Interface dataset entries
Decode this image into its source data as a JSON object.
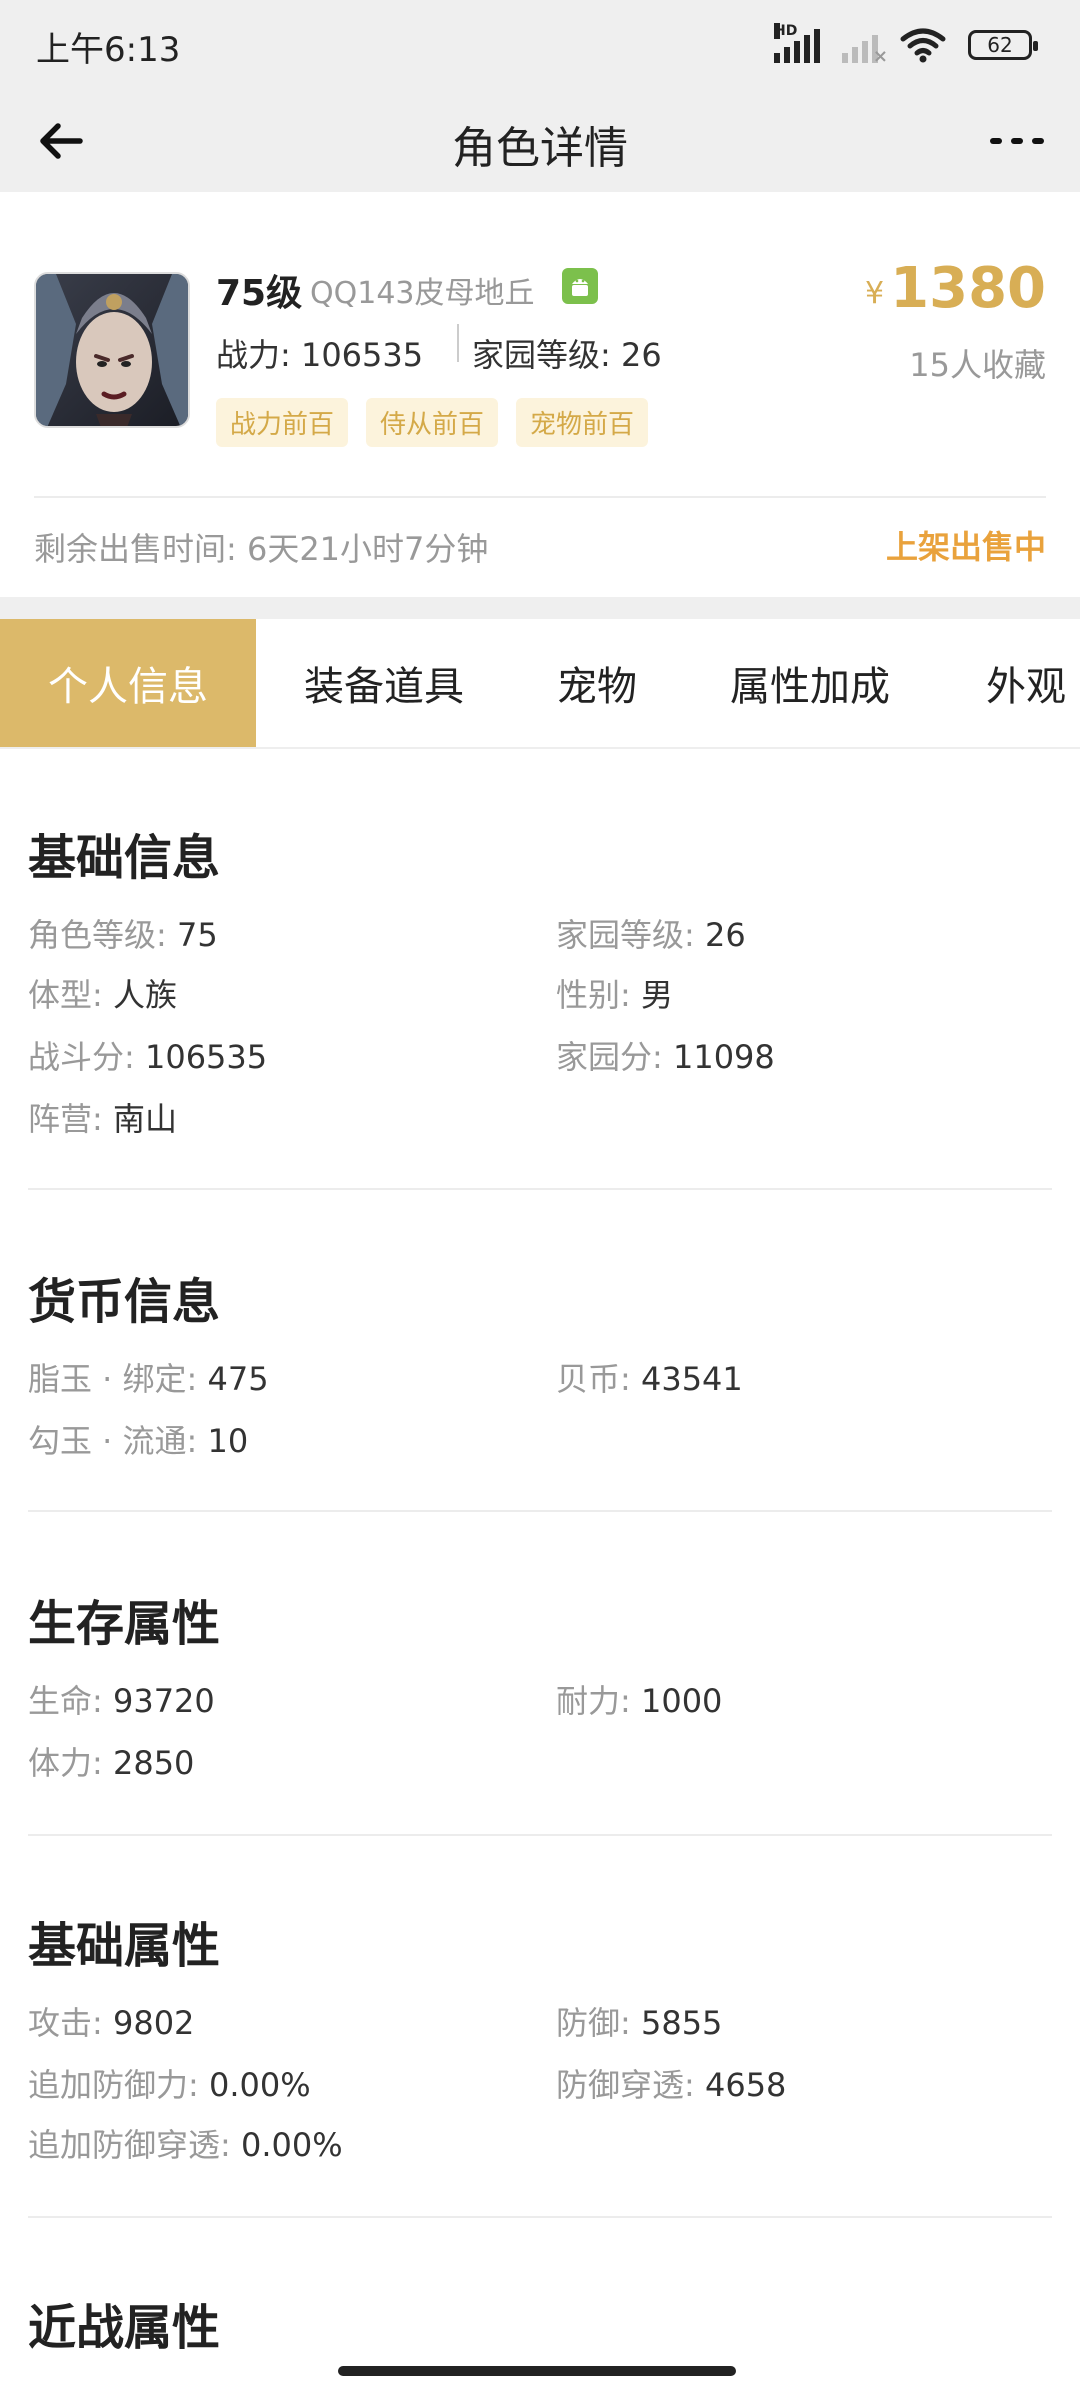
{
  "status_bar": {
    "time": "上午6:13",
    "hd": "HD",
    "battery": "62"
  },
  "app_bar": {
    "title": "角色详情"
  },
  "listing": {
    "level": "75级",
    "server": "QQ143皮母地丘",
    "power": "战力: 106535",
    "home_level": "家园等级: 26",
    "tags": [
      "战力前百",
      "侍从前百",
      "宠物前百"
    ],
    "currency_symbol": "¥",
    "price": "1380",
    "favorites": "15人收藏",
    "remaining": "剩余出售时间: 6天21小时7分钟",
    "status": "上架出售中"
  },
  "tabs": [
    "个人信息",
    "装备道具",
    "宠物",
    "属性加成",
    "外观"
  ],
  "sections": [
    {
      "title": "基础信息",
      "fields": [
        {
          "k": "角色等级",
          "v": "75"
        },
        {
          "k": "家园等级",
          "v": "26"
        },
        {
          "k": "体型",
          "v": "人族"
        },
        {
          "k": "性别",
          "v": "男"
        },
        {
          "k": "战斗分",
          "v": "106535"
        },
        {
          "k": "家园分",
          "v": "11098"
        },
        {
          "k": "阵营",
          "v": "南山"
        }
      ]
    },
    {
      "title": "货币信息",
      "fields": [
        {
          "k": "脂玉 · 绑定",
          "v": "475"
        },
        {
          "k": "贝币",
          "v": "43541"
        },
        {
          "k": "勾玉 · 流通",
          "v": "10"
        }
      ]
    },
    {
      "title": "生存属性",
      "fields": [
        {
          "k": "生命",
          "v": "93720"
        },
        {
          "k": "耐力",
          "v": "1000"
        },
        {
          "k": "体力",
          "v": "2850"
        }
      ]
    },
    {
      "title": "基础属性",
      "fields": [
        {
          "k": "攻击",
          "v": "9802"
        },
        {
          "k": "防御",
          "v": "5855"
        },
        {
          "k": "追加防御力",
          "v": "0.00%"
        },
        {
          "k": "防御穿透",
          "v": "4658"
        },
        {
          "k": "追加防御穿透",
          "v": "0.00%"
        }
      ]
    },
    {
      "title": "近战属性",
      "fields": []
    }
  ],
  "colors": {
    "accent": "#dcb96a",
    "price": "#d8ae55",
    "on_sale": "#e9a23c",
    "tag_bg": "#fcf3dc"
  }
}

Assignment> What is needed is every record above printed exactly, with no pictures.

Task output>
Decode this image into its source data as a JSON object.
{
  "status_bar": {
    "time": "上午6:13",
    "hd": "HD",
    "battery": "62"
  },
  "app_bar": {
    "title": "角色详情"
  },
  "listing": {
    "level": "75级",
    "server": "QQ143皮母地丘",
    "power": "战力: 106535",
    "home_level": "家园等级: 26",
    "tags": [
      "战力前百",
      "侍从前百",
      "宠物前百"
    ],
    "currency_symbol": "¥",
    "price": "1380",
    "favorites": "15人收藏",
    "remaining": "剩余出售时间: 6天21小时7分钟",
    "status": "上架出售中"
  },
  "tabs": [
    "个人信息",
    "装备道具",
    "宠物",
    "属性加成",
    "外观"
  ],
  "sections": [
    {
      "title": "基础信息",
      "fields": [
        {
          "k": "角色等级",
          "v": "75"
        },
        {
          "k": "家园等级",
          "v": "26"
        },
        {
          "k": "体型",
          "v": "人族"
        },
        {
          "k": "性别",
          "v": "男"
        },
        {
          "k": "战斗分",
          "v": "106535"
        },
        {
          "k": "家园分",
          "v": "11098"
        },
        {
          "k": "阵营",
          "v": "南山"
        }
      ]
    },
    {
      "title": "货币信息",
      "fields": [
        {
          "k": "脂玉 · 绑定",
          "v": "475"
        },
        {
          "k": "贝币",
          "v": "43541"
        },
        {
          "k": "勾玉 · 流通",
          "v": "10"
        }
      ]
    },
    {
      "title": "生存属性",
      "fields": [
        {
          "k": "生命",
          "v": "93720"
        },
        {
          "k": "耐力",
          "v": "1000"
        },
        {
          "k": "体力",
          "v": "2850"
        }
      ]
    },
    {
      "title": "基础属性",
      "fields": [
        {
          "k": "攻击",
          "v": "9802"
        },
        {
          "k": "防御",
          "v": "5855"
        },
        {
          "k": "追加防御力",
          "v": "0.00%"
        },
        {
          "k": "防御穿透",
          "v": "4658"
        },
        {
          "k": "追加防御穿透",
          "v": "0.00%"
        }
      ]
    },
    {
      "title": "近战属性",
      "fields": []
    }
  ],
  "colors": {
    "accent": "#dcb96a",
    "price": "#d8ae55",
    "on_sale": "#e9a23c",
    "tag_bg": "#fcf3dc"
  }
}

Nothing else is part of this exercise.